Classic Hollywood: Hidden Gems Comedy
Here are three lesser-known titles you may have missed, but I think they definitely deserve some love:
Hands Across the Table (1935)
Back when TCM was merely a twinkle in Ted Turner’s eye, I used to stay up watching the “Late, Late Show” on Boston’s WBZ-TV. One night, I discovered Hands Across the Table, starring Carole Lombard as a manicurist who dreams of marrying for money, but falls for a broke millionaire/fellow fortune hunter (Fred MacMurray) who’s engaged to an heiress he doesn’t love.
That thin-as-cellophane premise may sound wobbly, but in the hands of pros like Carole and Fred, this rom-com packs humor and heart. Look for the scene where Carole impersonates a nasal-voiced telephone operator calling Fred’s unsuspecting fiancee, who thinks he’s in Bermuda. (He’s actually hiding out at Carole’s place.) Director Mitchell Leisen builds this phone bit to a hilarious climax, and when his co-stars finished the scene (but kept laughing), Leisen kept the cameras rolling. So fun to see Carole and Fred’s genuine chemistry captured on film.
Availability: Hard to find. Check the usual streaming sites. For now, TCM’s Ben Mankewicz’s intro nicely recaps the plot and Lombard’s screwball comedy chops.
The Cameraman (1928)
Buster Keaton is my favorite comedian. His “stone face” and balletic stunts have entertained audiences for over a century. His shorts, which Buster often directed, are as fresh as when they debuted in the 1920s. Once he began making full-length features in 1923, Buster’s genius was preserved for the ages: The General, Sherlock Jr. and Steamboat Bill, Jr. are legendary, must-see movies.
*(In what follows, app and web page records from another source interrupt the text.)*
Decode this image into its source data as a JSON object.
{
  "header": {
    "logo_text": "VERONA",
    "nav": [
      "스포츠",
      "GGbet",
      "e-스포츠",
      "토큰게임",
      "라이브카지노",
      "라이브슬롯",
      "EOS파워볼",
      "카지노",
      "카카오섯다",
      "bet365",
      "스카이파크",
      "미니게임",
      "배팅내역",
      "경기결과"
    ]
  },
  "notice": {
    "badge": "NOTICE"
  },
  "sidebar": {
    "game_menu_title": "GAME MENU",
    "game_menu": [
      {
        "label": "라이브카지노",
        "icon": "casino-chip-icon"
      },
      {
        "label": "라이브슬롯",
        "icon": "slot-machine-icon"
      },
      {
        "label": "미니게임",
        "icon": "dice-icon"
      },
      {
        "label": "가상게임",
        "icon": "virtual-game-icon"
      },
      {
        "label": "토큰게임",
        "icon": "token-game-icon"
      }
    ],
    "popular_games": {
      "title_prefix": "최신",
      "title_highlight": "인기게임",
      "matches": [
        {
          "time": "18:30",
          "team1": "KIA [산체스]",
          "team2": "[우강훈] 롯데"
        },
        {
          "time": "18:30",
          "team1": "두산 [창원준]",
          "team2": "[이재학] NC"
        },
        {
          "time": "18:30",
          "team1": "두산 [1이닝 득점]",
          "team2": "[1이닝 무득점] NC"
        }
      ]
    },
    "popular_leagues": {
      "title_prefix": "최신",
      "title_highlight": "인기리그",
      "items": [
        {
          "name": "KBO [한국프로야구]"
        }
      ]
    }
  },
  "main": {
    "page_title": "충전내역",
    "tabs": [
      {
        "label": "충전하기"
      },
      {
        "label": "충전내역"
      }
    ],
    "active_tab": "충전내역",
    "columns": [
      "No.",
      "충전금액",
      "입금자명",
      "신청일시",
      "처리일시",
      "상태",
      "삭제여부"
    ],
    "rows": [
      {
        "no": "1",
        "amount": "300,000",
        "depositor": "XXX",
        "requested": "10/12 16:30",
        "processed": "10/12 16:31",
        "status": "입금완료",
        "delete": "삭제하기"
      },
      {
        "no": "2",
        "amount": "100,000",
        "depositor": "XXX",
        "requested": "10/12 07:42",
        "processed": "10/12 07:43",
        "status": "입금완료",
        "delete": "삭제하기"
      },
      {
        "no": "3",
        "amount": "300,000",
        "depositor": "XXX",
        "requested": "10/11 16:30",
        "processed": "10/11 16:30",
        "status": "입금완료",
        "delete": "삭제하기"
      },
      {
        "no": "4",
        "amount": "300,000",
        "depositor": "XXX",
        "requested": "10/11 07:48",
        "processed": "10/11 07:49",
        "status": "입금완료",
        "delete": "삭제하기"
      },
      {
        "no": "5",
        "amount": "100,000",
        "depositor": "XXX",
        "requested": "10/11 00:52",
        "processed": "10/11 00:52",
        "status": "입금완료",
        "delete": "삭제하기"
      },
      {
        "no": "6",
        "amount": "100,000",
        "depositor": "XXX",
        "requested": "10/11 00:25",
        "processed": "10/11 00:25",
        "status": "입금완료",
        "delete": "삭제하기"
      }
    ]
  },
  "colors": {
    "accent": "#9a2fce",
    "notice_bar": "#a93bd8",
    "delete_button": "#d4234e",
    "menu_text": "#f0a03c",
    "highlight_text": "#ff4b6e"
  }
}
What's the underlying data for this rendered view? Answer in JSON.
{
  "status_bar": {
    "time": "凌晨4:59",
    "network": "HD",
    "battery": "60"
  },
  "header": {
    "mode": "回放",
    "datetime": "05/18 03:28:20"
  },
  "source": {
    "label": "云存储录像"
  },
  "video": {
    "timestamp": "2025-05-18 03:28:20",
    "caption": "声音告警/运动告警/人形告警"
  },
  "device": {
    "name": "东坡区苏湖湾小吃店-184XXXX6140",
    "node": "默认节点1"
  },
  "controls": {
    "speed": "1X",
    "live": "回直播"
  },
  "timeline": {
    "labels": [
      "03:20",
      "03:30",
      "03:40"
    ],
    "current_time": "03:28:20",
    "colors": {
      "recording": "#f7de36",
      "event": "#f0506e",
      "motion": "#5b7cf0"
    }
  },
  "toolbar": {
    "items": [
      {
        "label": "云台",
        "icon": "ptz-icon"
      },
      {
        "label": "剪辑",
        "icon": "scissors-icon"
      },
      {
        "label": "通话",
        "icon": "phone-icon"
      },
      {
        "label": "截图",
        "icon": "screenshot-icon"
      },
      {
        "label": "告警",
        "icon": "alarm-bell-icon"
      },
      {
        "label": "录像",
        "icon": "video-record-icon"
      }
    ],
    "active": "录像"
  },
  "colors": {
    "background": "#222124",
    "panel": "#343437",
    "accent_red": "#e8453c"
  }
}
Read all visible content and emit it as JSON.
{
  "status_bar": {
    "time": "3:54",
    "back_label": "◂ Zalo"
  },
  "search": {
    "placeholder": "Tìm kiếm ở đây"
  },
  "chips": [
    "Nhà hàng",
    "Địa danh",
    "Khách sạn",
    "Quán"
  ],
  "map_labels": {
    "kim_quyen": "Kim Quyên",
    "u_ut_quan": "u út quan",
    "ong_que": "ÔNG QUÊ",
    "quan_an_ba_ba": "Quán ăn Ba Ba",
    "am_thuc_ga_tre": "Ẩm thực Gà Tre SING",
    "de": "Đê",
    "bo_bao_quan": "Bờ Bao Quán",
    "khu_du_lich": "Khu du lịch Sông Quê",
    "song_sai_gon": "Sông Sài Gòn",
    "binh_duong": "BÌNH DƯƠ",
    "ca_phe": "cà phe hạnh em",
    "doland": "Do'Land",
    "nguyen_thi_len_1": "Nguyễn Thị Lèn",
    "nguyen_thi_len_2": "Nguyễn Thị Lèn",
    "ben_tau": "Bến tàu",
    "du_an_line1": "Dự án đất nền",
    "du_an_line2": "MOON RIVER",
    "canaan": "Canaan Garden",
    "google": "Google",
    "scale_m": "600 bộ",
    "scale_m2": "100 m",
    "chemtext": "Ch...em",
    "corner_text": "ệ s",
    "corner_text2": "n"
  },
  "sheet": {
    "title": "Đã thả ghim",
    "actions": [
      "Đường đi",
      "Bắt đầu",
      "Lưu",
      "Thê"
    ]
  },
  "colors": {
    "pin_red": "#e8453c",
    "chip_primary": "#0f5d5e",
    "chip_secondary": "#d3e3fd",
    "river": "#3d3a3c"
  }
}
The Cameraman is more like the runt of Buster’s litter, the only decent comedy he shot while under contract to MGM following a stellar decade at his own indie studio. Sadly, MGM micromanaged Buster’s work, which literally drove him to drink. Somehow, he managed to squeak out this last little gem before his career hit the skids, playing a newsreel “shooter” out to impress the girl he loves. It’s definitely an underdog in the Keaton canon, which is why I always recommend it.
The More the Merrier (1943)
This film captures a snapshot in history: Washington, D.C. during the WWII housing shortage. Caught in the crunch, three total strangers share an apartment. Wackiness ensues. Known for directing dramas (Shane, A Place in the Sun), George Stevens actually cut his teeth as a gag writer for Laurel & Hardy, ideal training for maximizing laughs from Jean Arthur, Joel McCrea and Charles Coburn, playing the reluctant roomies. The script zips merrily along, and unlike many rom-coms that simply piddle out, this pic totally sticks the landing.
Availability: Rent it on Amazon, YouTube, Google Play and iTunes.
Classic Hollywood posts appear bimonthly on The Music Hall blog.